While this formulaic quality makes these shows watchable, it can also become a gateway drug for true crime. Instead of archetypes and repetitive plot lines, true crime has something the procedural doesn’t: the unpredictability of real life.
NPR broadcast the first season of Serial in real time, with the slow progress of the investigation meaning that the finale left things unresolved. Similarly, the filmmakers behind The Jinx could never have predicted—spoiler alert—Robert Durst’s errant bathroom confession. Because true crime is unpredictable, the genre can evoke fear and provoke a surge of adrenaline. In fact, some critics believe that audiences love the genre because it allows them to feel a cathartic sense of fear.
But the other side of the coin is the lasting effects of experiencing this fear. As Andrea Denhoed recently wrote in The New Republic, “Studies have shown that consuming a lot of crime-related media is correlated with both a perception of increased crime and a higher degree of trust in the competence and good intentions of cops.”
All this, despite falling murder rates, rampant police corruption, and a rising interest in criminal justice reform in the US. We have to ask, what are the effects of these conflicting narratives?
Stay Sexy and Do Better For Once
The potential effects of true crime on fans aren’t the only qualms when it comes to true crime, of course. Critics are often concerned about the effects on victims and families, and the potential for re-traumatization. And as mentioned earlier, accusations of exploitation and embellishment have followed the genre into this contemporary craze.

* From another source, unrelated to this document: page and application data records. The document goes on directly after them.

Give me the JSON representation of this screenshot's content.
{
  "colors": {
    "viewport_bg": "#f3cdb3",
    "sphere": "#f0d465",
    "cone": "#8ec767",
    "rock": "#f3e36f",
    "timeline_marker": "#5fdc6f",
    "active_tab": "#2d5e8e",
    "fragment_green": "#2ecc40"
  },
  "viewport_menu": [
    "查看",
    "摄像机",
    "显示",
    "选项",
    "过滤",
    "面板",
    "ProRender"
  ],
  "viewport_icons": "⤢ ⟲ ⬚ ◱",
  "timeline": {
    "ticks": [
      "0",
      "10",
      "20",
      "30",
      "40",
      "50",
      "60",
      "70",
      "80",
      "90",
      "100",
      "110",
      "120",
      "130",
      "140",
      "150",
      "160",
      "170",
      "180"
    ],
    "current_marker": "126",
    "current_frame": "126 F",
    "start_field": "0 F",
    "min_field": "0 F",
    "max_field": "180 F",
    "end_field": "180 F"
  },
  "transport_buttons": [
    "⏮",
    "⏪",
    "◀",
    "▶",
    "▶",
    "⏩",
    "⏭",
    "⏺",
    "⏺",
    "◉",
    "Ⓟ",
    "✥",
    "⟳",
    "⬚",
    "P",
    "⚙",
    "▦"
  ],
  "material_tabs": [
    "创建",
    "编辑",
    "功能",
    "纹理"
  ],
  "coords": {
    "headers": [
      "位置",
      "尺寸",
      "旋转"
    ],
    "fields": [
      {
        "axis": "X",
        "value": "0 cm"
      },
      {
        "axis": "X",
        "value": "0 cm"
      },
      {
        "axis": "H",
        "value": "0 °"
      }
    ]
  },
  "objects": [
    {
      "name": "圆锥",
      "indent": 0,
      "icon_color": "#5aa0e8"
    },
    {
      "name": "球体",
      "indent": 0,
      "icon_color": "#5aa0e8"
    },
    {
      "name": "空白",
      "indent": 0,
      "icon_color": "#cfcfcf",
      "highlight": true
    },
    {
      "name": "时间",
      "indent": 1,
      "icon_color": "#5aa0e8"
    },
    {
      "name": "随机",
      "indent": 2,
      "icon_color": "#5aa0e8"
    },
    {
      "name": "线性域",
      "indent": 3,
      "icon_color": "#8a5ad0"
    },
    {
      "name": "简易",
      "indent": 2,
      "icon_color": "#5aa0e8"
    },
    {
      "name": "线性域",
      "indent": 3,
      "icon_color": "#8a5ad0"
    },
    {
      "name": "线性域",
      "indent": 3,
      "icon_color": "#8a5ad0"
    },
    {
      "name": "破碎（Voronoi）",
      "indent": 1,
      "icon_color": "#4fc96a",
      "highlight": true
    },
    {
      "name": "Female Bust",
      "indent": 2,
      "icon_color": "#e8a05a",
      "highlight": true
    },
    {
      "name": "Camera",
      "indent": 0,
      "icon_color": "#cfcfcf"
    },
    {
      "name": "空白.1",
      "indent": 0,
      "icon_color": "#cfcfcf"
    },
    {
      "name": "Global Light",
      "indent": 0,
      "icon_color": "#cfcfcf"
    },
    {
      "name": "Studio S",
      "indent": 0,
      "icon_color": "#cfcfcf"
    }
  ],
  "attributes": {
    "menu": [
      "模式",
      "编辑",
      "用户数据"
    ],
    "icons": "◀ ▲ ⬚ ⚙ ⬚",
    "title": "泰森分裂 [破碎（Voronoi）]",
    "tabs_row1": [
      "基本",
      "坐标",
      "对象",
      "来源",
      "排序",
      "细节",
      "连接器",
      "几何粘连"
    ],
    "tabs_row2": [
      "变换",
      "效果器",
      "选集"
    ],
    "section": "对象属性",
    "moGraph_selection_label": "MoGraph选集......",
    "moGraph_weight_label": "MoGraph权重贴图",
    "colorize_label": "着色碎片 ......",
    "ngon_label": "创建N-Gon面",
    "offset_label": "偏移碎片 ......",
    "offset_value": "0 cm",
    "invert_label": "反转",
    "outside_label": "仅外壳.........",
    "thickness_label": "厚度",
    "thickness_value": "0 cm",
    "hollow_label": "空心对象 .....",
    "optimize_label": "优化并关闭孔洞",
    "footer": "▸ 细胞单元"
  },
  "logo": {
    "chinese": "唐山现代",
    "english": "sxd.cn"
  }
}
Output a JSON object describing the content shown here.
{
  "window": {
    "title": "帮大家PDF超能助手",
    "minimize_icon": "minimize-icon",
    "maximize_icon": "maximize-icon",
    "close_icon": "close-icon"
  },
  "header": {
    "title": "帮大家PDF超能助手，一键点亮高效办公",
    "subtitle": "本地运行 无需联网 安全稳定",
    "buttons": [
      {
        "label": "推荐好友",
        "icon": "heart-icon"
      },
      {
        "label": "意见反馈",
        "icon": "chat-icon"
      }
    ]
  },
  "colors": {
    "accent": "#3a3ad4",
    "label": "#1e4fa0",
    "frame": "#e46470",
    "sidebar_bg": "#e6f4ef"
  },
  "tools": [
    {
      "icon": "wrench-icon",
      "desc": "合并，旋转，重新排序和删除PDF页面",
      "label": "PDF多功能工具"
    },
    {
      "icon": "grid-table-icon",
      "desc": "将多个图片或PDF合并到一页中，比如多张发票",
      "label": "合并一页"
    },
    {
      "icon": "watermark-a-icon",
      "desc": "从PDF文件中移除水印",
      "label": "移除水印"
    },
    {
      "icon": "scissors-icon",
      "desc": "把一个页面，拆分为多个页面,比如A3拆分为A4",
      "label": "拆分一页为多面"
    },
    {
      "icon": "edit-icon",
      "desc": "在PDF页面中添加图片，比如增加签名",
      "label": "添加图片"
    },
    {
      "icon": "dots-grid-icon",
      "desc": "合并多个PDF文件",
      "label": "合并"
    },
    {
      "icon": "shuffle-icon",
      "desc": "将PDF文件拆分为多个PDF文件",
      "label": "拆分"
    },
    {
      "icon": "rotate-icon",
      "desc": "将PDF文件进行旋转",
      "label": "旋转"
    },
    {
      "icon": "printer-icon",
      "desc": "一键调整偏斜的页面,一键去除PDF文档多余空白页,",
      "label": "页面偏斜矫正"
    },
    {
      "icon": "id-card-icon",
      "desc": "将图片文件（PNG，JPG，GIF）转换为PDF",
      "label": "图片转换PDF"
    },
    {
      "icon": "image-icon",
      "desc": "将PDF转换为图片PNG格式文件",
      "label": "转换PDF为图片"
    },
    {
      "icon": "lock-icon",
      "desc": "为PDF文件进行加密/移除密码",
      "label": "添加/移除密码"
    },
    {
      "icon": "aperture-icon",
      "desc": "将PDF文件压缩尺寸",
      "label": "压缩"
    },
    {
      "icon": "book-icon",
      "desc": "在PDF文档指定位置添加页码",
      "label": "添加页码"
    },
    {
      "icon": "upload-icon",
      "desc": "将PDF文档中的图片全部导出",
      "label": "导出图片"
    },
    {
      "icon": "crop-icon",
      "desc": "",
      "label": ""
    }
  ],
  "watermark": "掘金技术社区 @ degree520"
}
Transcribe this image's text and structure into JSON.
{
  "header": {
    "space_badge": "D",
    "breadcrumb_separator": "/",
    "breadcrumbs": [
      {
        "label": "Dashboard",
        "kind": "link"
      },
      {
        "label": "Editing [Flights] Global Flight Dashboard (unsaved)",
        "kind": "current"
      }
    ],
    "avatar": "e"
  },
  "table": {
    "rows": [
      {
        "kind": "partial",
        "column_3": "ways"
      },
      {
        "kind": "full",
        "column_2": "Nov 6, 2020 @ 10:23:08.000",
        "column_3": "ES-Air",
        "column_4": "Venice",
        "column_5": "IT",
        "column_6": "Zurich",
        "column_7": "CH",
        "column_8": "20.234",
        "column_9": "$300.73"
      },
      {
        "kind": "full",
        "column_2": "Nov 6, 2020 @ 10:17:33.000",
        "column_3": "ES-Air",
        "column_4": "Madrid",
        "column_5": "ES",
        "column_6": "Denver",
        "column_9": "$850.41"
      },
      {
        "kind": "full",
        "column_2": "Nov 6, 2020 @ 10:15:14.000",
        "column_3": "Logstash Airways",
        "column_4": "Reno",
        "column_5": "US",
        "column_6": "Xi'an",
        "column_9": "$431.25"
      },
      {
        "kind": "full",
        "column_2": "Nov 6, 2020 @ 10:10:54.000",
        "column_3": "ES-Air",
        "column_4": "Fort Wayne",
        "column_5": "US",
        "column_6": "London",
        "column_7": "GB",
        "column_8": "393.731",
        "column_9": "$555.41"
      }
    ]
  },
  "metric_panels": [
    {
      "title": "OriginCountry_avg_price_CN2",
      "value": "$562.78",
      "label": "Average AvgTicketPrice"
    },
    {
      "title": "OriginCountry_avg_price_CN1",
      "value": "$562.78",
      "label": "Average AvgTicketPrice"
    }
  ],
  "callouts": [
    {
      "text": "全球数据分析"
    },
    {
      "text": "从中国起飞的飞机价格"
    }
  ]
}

Each popular podcast has its own particular critique. The first season of Serial had an obvious bias toward Adnan Syed. In June 2019, the Wondery network dropped host Mike Boudet and his true crime podcast Sword & Scale after he made a misogynistic joke on the show’s Instagram account. But even before this “joke,” former fans took umbrage over the way Boudet maligned those who suffered mental illnesses. (I, for one, despise the breathy way he recounts gory crimes, as if he takes personal pleasure in relishing the details).
Georgia Hardstark and Karen Kilgariff, hosts of My Favorite Murder, recount true crime stories in each episode of their podcast, but their accounts are not vigorously researched and are usually packed with hearsay. Critics have also noted their insensitive comments on sex work, LGBTQ+ issues, and race. While they do make efforts to correct themselves (they literally have a segment called “Corrections Corner,”) they are also adamant that by doing their best, they’re absolved of any blame for their transgressions.
The Future Of True Crime
Generally speaking, the problems that plague true crime plague media and law enforcement as well. All these institutions focus on affluent, white victims at the expense of victims who come from vulnerable communities. Going forward, this is a problem that must be resolved if true crime wants to surpass its sensational past.
Whether or not you are a rabid consumer of true crime content—but particularly if you are—society drills the constant threat of danger into us all from a young age. True crime books, documentaries, TV shows, and podcasts create a sense of control over this inescapable circumstance. But they also feed that fear and paranoia at the same time, creating an ouroboros that heightens our anxiety, no matter how much true crime may make us feel like we have some dominion over the unpredictable. While some examples from the genre may rise above this constant push and pull between paranoia and control, changes must be made to make space for its ever-expanding audience.